[Dataset rows describing interfaces]

+ + + + + + +

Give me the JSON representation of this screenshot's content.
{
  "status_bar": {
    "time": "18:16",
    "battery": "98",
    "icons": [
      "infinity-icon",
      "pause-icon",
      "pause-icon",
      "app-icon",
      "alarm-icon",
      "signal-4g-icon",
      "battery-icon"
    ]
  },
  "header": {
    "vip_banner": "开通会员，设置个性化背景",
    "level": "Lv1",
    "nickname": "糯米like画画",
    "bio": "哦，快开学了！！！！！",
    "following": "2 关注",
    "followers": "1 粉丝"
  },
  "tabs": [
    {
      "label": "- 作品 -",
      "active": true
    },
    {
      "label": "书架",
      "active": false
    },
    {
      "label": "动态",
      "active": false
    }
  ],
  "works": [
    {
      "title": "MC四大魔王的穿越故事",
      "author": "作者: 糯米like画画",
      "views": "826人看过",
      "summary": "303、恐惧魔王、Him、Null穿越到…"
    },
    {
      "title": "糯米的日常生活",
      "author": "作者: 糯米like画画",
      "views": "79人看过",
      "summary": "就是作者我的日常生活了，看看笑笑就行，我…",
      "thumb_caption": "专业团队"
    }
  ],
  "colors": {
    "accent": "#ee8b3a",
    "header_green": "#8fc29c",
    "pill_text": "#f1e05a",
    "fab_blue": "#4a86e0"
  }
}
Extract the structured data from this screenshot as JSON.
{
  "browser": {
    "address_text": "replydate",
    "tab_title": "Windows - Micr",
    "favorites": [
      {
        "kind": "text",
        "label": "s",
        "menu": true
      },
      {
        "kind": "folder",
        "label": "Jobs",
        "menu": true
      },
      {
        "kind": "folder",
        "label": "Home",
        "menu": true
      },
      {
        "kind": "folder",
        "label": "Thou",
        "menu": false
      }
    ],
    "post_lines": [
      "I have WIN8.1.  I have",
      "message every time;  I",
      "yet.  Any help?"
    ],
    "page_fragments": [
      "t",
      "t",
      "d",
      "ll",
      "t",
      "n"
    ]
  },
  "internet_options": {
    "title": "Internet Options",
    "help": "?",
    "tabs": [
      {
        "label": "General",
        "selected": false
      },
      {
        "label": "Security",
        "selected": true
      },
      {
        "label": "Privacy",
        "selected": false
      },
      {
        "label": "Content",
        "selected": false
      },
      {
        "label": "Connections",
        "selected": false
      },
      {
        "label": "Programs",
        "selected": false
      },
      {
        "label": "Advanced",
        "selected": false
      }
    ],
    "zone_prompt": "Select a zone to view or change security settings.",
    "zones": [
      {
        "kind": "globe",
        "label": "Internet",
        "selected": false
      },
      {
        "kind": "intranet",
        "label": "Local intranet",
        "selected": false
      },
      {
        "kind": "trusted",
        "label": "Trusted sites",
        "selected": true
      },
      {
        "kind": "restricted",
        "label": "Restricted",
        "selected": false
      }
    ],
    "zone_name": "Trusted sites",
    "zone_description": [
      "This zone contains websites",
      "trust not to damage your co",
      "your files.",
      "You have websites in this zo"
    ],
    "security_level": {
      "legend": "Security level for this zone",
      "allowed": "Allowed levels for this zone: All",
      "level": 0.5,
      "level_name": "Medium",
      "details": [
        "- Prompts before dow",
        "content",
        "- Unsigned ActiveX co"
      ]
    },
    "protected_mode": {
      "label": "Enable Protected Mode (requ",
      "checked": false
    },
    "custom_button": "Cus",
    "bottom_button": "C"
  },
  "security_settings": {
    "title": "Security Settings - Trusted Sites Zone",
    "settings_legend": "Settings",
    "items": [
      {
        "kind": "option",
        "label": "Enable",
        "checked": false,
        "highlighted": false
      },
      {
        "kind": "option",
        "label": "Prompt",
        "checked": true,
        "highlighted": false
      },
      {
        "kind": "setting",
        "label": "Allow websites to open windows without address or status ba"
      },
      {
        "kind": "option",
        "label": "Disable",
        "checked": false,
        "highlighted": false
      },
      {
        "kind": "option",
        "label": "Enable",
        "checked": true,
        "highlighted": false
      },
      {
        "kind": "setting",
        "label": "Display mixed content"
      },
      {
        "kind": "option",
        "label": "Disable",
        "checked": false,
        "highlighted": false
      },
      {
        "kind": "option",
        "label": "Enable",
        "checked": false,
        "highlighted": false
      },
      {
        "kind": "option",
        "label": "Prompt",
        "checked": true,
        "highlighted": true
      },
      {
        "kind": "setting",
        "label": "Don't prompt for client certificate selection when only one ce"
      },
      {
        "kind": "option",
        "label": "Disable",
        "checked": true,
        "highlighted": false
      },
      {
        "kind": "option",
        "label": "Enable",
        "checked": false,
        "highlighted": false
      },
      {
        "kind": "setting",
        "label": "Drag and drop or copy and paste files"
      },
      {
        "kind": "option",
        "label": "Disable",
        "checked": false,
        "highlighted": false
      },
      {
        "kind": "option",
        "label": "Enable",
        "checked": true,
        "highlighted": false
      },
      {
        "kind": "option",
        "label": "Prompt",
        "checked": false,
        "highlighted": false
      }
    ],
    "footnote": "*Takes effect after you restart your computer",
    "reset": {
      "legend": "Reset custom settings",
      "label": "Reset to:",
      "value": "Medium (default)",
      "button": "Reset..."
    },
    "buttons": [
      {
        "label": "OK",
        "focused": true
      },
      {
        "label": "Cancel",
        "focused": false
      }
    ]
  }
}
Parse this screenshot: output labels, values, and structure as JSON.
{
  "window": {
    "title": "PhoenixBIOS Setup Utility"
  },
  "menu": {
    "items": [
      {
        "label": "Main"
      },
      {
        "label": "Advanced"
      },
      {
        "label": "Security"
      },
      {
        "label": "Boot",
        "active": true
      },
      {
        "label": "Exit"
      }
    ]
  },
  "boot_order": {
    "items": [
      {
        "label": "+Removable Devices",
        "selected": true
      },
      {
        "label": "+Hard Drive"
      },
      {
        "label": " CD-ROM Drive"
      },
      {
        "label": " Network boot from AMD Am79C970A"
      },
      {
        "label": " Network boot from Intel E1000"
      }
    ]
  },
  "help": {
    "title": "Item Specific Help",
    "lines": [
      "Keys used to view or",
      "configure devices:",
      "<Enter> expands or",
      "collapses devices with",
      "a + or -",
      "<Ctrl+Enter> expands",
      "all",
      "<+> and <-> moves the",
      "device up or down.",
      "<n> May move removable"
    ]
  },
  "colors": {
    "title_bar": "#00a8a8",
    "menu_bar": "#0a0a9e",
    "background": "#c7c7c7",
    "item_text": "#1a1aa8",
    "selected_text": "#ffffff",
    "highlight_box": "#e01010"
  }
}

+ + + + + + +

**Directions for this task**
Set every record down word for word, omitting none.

**Completed task**
Give me the JSON representation of this screenshot's content.
{
  "status_bar": {
    "time": "18:16",
    "battery": "98",
    "icons": [
      "infinity-icon",
      "pause-icon",
      "pause-icon",
      "app-icon",
      "alarm-icon",
      "signal-4g-icon",
      "battery-icon"
    ]
  },
  "header": {
    "vip_banner": "开通会员，设置个性化背景",
    "level": "Lv1",
    "nickname": "糯米like画画",
    "bio": "哦，快开学了！！！！！",
    "following": "2 关注",
    "followers": "1 粉丝"
  },
  "tabs": [
    {
      "label": "- 作品 -",
      "active": true
    },
    {
      "label": "书架",
      "active": false
    },
    {
      "label": "动态",
      "active": false
    }
  ],
  "works": [
    {
      "title": "MC四大魔王的穿越故事",
      "author": "作者: 糯米like画画",
      "views": "826人看过",
      "summary": "303、恐惧魔王、Him、Null穿越到…"
    },
    {
      "title": "糯米的日常生活",
      "author": "作者: 糯米like画画",
      "views": "79人看过",
      "summary": "就是作者我的日常生活了，看看笑笑就行，我…",
      "thumb_caption": "专业团队"
    }
  ],
  "colors": {
    "accent": "#ee8b3a",
    "header_green": "#8fc29c",
    "pill_text": "#f1e05a",
    "fab_blue": "#4a86e0"
  }
}
Extract the structured data from this screenshot as JSON.
{
  "browser": {
    "address_text": "replydate",
    "tab_title": "Windows - Micr",
    "favorites": [
      {
        "kind": "text",
        "label": "s",
        "menu": true
      },
      {
        "kind": "folder",
        "label": "Jobs",
        "menu": true
      },
      {
        "kind": "folder",
        "label": "Home",
        "menu": true
      },
      {
        "kind": "folder",
        "label": "Thou",
        "menu": false
      }
    ],
    "post_lines": [
      "I have WIN8.1.  I have",
      "message every time;  I",
      "yet.  Any help?"
    ],
    "page_fragments": [
      "t",
      "t",
      "d",
      "ll",
      "t",
      "n"
    ]
  },
  "internet_options": {
    "title": "Internet Options",
    "help": "?",
    "tabs": [
      {
        "label": "General",
        "selected": false
      },
      {
        "label": "Security",
        "selected": true
      },
      {
        "label": "Privacy",
        "selected": false
      },
      {
        "label": "Content",
        "selected": false
      },
      {
        "label": "Connections",
        "selected": false
      },
      {
        "label": "Programs",
        "selected": false
      },
      {
        "label": "Advanced",
        "selected": false
      }
    ],
    "zone_prompt": "Select a zone to view or change security settings.",
    "zones": [
      {
        "kind": "globe",
        "label": "Internet",
        "selected": false
      },
      {
        "kind": "intranet",
        "label": "Local intranet",
        "selected": false
      },
      {
        "kind": "trusted",
        "label": "Trusted sites",
        "selected": true
      },
      {
        "kind": "restricted",
        "label": "Restricted",
        "selected": false
      }
    ],
    "zone_name": "Trusted sites",
    "zone_description": [
      "This zone contains websites",
      "trust not to damage your co",
      "your files.",
      "You have websites in this zo"
    ],
    "security_level": {
      "legend": "Security level for this zone",
      "allowed": "Allowed levels for this zone: All",
      "level": 0.5,
      "level_name": "Medium",
      "details": [
        "- Prompts before dow",
        "content",
        "- Unsigned ActiveX co"
      ]
    },
    "protected_mode": {
      "label": "Enable Protected Mode (requ",
      "checked": false
    },
    "custom_button": "Cus",
    "bottom_button": "C"
  },
  "security_settings": {
    "title": "Security Settings - Trusted Sites Zone",
    "settings_legend": "Settings",
    "items": [
      {
        "kind": "option",
        "label": "Enable",
        "checked": false,
        "highlighted": false
      },
      {
        "kind": "option",
        "label": "Prompt",
        "checked": true,
        "highlighted": false
      },
      {
        "kind": "setting",
        "label": "Allow websites to open windows without address or status ba"
      },
      {
        "kind": "option",
        "label": "Disable",
        "checked": false,
        "highlighted": false
      },
      {
        "kind": "option",
        "label": "Enable",
        "checked": true,
        "highlighted": false
      },
      {
        "kind": "setting",
        "label": "Display mixed content"
      },
      {
        "kind": "option",
        "label": "Disable",
        "checked": false,
        "highlighted": false
      },
      {
        "kind": "option",
        "label": "Enable",
        "checked": false,
        "highlighted": false
      },
      {
        "kind": "option",
        "label": "Prompt",
        "checked": true,
        "highlighted": true
      },
      {
        "kind": "setting",
        "label": "Don't prompt for client certificate selection when only one ce"
      },
      {
        "kind": "option",
        "label": "Disable",
        "checked": true,
        "highlighted": false
      },
      {
        "kind": "option",
        "label": "Enable",
        "checked": false,
        "highlighted": false
      },
      {
        "kind": "setting",
        "label": "Drag and drop or copy and paste files"
      },
      {
        "kind": "option",
        "label": "Disable",
        "checked": false,
        "highlighted": false
      },
      {
        "kind": "option",
        "label": "Enable",
        "checked": true,
        "highlighted": false
      },
      {
        "kind": "option",
        "label": "Prompt",
        "checked": false,
        "highlighted": false
      }
    ],
    "footnote": "*Takes effect after you restart your computer",
    "reset": {
      "legend": "Reset custom settings",
      "label": "Reset to:",
      "value": "Medium (default)",
      "button": "Reset..."
    },
    "buttons": [
      {
        "label": "OK",
        "focused": true
      },
      {
        "label": "Cancel",
        "focused": false
      }
    ]
  }
}
Parse this screenshot: output labels, values, and structure as JSON.
{
  "window": {
    "title": "PhoenixBIOS Setup Utility"
  },
  "menu": {
    "items": [
      {
        "label": "Main"
      },
      {
        "label": "Advanced"
      },
      {
        "label": "Security"
      },
      {
        "label": "Boot",
        "active": true
      },
      {
        "label": "Exit"
      }
    ]
  },
  "boot_order": {
    "items": [
      {
        "label": "+Removable Devices",
        "selected": true
      },
      {
        "label": "+Hard Drive"
      },
      {
        "label": " CD-ROM Drive"
      },
      {
        "label": " Network boot from AMD Am79C970A"
      },
      {
        "label": " Network boot from Intel E1000"
      }
    ]
  },
  "help": {
    "title": "Item Specific Help",
    "lines": [
      "Keys used to view or",
      "configure devices:",
      "<Enter> expands or",
      "collapses devices with",
      "a + or -",
      "<Ctrl+Enter> expands",
      "all",
      "<+> and <-> moves the",
      "device up or down.",
      "<n> May move removable"
    ]
  },
  "colors": {
    "title_bar": "#00a8a8",
    "menu_bar": "#0a0a9e",
    "background": "#c7c7c7",
    "item_text": "#1a1aa8",
    "selected_text": "#ffffff",
    "highlight_box": "#e01010"
  }
}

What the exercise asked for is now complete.